Yeah, U.S. Army Corps of Engineers, What'd a Tree Near a Levee Ever Do To You?
One week ago today, city officials were cautioning the council not to worry -- Dallas ain't about to spend $3 million to reduce 2,800 trees along the Trinity River to firewood just because the U.S. Army Corps of Engineers says so. But this isn't just a Dallas issue: Friend of the show Bethany Anderson directs our attention this morning to this Associated Press nationwide survey of levee projects that counts a grand total of 100,000 trees to get the chainsaw adios per Corps orders to "chop down every tree in the country that grows within 15 feet of a levee." Some have already been given the ax; no one knows how many for sure.
The Corps has been saying for the last two years that trees near the levees weakens them: Eric Halpin, the Corps' Special Assistant for Dam and Levee Safety U.S. Army Corps of Engineers, says the agency has "this body of decades of experience that says you shouldn't have trees on your levees." To which a former Corps employee -- George Sills, ex of the Corps' Engineer Research and Development Center in Mississippi -- says, Hogwash. As in: "If trees are a problem, why aren't we having problems with them? There's never been a documented problem with a tree."
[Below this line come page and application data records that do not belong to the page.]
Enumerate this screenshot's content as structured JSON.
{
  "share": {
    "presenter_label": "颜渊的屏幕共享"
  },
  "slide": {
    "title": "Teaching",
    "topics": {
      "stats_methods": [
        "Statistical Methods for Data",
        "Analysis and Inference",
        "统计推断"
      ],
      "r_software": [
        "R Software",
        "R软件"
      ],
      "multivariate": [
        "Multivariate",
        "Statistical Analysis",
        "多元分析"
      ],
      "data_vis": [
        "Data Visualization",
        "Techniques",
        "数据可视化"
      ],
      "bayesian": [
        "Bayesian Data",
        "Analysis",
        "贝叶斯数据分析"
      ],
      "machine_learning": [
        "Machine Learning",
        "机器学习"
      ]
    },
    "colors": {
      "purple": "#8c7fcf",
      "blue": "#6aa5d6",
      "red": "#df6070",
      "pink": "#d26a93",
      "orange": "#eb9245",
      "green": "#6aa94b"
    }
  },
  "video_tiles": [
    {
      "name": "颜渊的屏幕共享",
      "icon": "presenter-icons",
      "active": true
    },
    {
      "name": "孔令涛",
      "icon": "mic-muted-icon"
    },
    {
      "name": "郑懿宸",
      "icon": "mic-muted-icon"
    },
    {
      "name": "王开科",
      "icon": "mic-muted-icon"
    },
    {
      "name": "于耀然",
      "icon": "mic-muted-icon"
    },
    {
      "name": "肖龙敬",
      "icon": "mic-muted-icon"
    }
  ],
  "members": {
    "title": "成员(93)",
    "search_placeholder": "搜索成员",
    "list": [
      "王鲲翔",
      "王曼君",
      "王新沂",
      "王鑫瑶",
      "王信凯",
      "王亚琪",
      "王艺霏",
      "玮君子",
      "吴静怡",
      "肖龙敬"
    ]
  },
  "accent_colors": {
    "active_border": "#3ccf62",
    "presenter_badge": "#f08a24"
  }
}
Incidentally, for those interested in the subject (cough, Schutze, cough), on May 19 the House Subcommittee on Water Resources and the Environment held a hearing titled "Recommendation of the National Committee on Levee Safety," at which Halpin testified. No Dallas reps were present, but there was one from Houston.